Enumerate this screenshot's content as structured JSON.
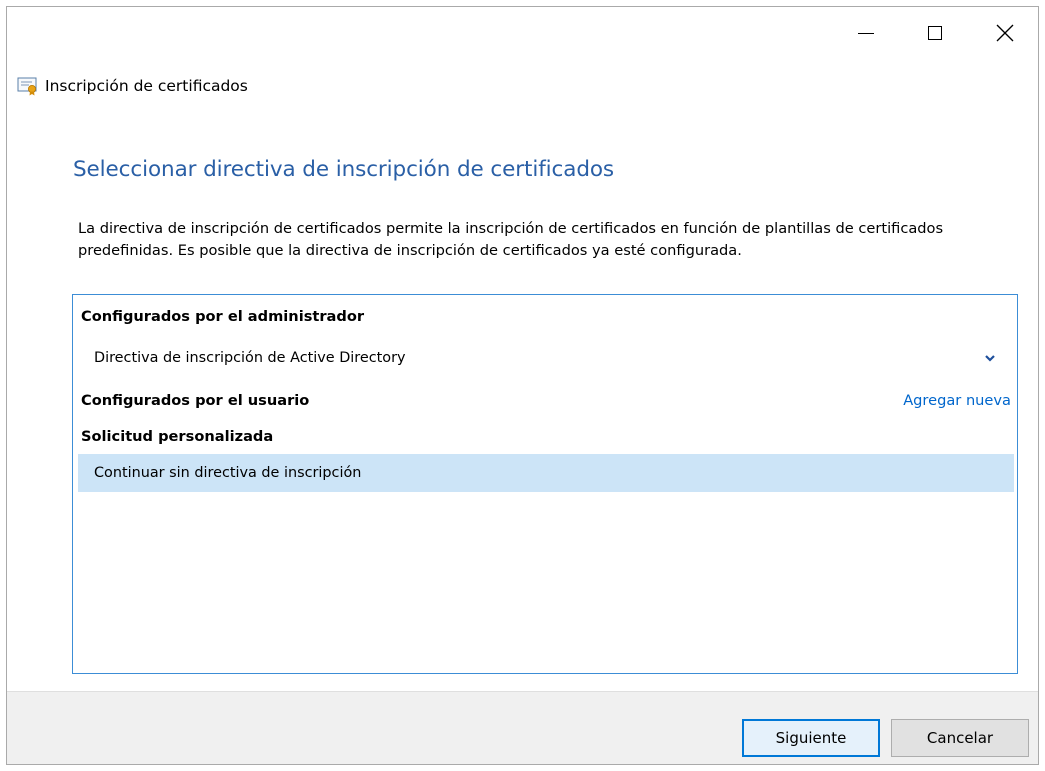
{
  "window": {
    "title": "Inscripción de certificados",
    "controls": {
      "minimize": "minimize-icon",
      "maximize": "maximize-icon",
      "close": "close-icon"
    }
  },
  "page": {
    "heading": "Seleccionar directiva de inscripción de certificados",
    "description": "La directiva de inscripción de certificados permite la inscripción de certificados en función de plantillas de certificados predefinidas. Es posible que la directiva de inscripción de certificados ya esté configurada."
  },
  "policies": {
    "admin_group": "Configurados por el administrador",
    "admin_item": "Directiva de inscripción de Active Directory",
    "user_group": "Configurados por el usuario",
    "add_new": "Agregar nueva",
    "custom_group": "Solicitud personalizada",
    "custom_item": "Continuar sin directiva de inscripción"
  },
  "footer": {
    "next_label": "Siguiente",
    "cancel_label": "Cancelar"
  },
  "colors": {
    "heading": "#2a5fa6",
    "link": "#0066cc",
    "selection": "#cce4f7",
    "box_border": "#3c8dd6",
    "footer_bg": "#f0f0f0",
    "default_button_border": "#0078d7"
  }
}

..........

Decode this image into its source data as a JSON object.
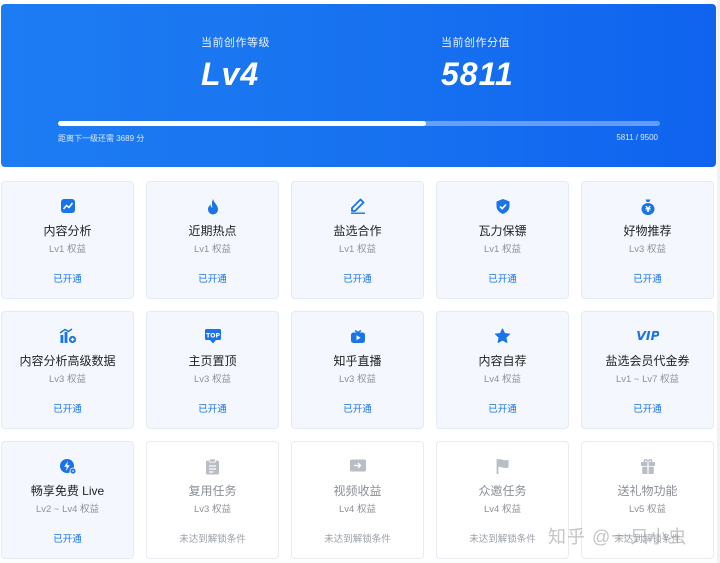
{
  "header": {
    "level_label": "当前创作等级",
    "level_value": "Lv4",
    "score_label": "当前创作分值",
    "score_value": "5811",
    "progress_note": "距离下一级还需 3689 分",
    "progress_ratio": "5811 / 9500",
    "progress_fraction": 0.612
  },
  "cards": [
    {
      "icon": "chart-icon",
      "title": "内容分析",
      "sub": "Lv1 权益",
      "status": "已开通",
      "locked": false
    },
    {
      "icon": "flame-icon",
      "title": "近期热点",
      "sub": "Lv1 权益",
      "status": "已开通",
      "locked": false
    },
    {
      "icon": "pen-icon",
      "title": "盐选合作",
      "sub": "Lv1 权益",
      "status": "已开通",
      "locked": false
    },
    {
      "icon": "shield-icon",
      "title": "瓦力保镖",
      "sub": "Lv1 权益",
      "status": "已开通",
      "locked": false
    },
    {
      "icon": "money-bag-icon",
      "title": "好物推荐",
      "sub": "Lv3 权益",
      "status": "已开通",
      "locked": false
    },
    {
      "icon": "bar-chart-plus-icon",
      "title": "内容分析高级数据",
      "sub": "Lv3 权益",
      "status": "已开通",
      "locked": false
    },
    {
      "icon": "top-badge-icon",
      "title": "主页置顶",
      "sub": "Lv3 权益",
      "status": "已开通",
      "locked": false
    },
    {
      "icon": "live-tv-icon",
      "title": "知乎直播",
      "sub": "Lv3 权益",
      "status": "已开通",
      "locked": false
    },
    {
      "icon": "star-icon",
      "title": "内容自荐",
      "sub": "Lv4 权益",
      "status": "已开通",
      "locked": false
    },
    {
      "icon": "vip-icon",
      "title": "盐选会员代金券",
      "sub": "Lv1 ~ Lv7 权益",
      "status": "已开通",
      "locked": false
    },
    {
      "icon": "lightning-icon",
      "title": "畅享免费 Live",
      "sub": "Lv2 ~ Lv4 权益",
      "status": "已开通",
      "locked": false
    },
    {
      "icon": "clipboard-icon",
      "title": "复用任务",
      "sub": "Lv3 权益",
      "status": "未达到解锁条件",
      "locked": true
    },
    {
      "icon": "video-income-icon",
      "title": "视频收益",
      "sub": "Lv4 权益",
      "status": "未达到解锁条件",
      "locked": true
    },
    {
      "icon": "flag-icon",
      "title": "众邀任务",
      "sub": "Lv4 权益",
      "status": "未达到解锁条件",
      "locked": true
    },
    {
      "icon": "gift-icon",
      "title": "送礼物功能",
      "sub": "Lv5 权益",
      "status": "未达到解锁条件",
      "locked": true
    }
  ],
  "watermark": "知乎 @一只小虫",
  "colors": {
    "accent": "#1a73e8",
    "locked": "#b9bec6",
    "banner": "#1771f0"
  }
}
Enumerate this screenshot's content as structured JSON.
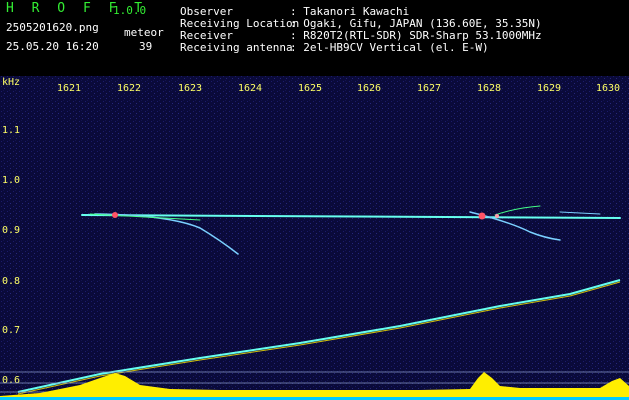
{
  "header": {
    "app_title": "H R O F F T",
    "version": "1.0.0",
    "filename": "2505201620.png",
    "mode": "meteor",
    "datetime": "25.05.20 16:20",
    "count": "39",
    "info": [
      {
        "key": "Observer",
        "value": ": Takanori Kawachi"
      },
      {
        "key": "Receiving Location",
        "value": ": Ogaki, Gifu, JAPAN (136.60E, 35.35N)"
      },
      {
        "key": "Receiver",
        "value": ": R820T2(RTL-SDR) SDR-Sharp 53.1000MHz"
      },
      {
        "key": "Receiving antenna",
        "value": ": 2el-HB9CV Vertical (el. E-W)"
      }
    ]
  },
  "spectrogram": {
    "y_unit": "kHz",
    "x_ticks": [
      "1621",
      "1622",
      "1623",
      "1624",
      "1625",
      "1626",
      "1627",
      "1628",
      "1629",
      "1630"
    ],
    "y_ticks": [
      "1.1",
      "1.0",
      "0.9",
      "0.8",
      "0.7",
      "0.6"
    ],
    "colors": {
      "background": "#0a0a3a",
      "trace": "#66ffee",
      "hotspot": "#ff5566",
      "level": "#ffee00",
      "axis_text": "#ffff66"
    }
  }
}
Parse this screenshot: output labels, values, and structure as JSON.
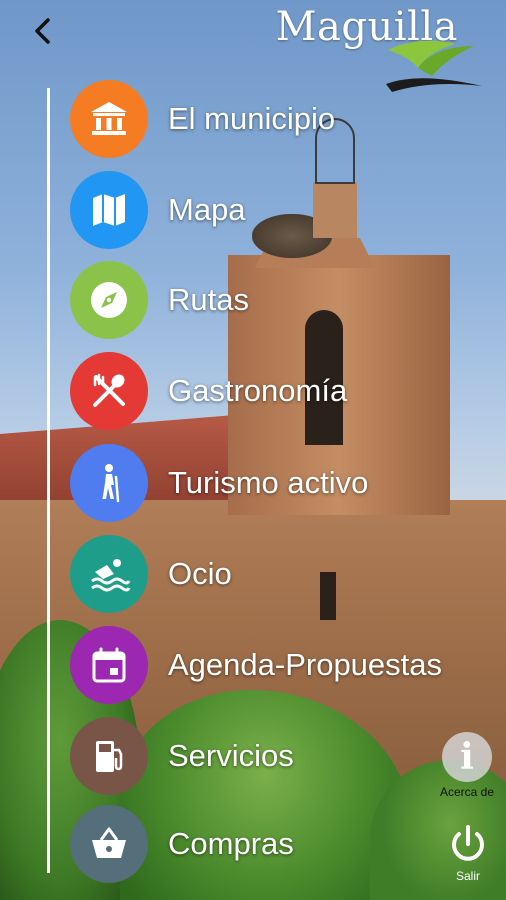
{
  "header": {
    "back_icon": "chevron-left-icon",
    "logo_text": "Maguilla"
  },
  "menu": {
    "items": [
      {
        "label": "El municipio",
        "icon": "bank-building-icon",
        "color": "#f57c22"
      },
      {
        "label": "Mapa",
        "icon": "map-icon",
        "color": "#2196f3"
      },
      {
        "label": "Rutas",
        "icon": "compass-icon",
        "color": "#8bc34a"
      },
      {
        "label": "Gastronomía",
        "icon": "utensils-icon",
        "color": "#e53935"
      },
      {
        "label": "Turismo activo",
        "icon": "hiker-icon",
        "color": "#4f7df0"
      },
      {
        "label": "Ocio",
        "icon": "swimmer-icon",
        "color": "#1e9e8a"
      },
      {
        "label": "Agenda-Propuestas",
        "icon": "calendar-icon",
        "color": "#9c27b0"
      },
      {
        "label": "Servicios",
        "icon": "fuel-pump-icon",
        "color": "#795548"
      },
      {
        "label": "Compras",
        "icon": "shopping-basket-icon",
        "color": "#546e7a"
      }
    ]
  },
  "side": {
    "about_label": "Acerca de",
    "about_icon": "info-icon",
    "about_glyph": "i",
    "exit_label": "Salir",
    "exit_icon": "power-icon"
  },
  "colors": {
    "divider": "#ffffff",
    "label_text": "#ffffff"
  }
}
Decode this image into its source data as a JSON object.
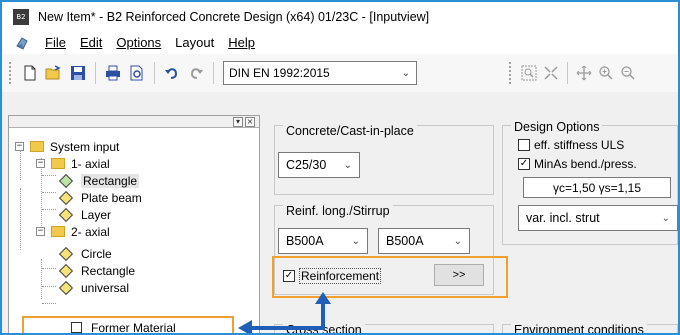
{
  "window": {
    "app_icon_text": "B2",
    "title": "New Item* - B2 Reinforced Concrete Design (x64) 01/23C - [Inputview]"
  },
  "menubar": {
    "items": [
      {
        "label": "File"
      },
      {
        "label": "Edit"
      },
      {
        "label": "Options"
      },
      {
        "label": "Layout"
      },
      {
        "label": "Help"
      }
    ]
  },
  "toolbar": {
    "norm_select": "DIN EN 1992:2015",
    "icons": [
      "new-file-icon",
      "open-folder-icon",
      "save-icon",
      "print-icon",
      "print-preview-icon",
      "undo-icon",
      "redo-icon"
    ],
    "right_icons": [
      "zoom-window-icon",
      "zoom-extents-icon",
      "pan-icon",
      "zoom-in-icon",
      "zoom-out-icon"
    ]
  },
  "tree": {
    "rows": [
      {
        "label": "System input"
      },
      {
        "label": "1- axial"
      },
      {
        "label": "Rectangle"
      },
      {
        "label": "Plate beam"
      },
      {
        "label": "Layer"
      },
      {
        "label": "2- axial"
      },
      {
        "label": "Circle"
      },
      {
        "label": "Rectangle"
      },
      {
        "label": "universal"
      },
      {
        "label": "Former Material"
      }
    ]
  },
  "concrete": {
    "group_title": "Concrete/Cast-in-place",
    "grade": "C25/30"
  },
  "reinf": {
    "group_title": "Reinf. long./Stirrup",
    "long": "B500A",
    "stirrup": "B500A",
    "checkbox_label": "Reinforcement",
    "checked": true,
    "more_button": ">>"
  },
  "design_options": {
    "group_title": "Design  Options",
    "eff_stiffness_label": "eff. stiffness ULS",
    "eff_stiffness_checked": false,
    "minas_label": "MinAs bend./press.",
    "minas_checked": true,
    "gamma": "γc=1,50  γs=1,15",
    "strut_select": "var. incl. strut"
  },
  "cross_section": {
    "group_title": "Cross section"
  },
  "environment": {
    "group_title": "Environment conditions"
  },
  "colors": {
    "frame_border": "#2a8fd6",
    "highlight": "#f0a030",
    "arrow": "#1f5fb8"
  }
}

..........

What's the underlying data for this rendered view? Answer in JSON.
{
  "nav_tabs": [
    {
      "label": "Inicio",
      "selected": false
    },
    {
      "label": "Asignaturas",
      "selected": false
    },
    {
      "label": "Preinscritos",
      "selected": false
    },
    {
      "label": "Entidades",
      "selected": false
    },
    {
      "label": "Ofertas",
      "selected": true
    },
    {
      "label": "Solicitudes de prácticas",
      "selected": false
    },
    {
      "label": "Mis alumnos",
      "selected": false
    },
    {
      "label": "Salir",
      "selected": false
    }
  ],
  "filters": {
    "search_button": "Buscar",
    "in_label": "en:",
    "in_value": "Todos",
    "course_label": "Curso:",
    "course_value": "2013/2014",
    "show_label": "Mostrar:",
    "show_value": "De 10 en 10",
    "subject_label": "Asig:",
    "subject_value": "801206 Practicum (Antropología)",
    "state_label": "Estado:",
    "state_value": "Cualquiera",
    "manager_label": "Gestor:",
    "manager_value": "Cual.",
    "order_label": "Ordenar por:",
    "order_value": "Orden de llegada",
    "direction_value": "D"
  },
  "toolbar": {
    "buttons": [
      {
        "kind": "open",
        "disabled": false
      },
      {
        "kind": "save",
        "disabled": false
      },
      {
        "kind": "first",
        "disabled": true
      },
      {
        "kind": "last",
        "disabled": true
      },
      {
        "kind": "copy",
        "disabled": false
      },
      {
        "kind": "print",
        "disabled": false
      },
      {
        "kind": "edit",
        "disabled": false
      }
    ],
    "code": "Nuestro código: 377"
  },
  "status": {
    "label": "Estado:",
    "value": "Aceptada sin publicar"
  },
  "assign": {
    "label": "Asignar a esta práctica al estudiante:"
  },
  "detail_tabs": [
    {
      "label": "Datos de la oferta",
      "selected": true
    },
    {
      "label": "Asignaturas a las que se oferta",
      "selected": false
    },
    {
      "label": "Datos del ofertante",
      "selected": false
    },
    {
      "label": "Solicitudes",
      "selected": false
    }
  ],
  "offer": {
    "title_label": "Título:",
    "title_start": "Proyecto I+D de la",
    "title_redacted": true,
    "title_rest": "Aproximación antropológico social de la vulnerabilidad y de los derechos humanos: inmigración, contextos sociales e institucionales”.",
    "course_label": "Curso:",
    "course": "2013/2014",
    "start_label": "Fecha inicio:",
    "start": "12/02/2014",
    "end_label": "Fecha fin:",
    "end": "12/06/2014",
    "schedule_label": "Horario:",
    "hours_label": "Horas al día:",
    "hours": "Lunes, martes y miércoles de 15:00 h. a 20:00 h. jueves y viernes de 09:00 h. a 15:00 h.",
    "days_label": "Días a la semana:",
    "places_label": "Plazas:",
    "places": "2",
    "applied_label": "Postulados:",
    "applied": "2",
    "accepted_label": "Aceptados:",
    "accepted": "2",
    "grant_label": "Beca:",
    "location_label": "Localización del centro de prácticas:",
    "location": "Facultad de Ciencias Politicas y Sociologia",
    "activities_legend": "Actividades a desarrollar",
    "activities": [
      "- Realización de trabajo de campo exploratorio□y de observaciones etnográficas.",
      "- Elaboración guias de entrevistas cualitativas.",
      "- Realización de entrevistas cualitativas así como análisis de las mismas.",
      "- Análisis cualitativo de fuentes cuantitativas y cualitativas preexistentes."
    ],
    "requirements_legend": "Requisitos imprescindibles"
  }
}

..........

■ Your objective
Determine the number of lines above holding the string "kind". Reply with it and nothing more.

■ Response to this exercise
7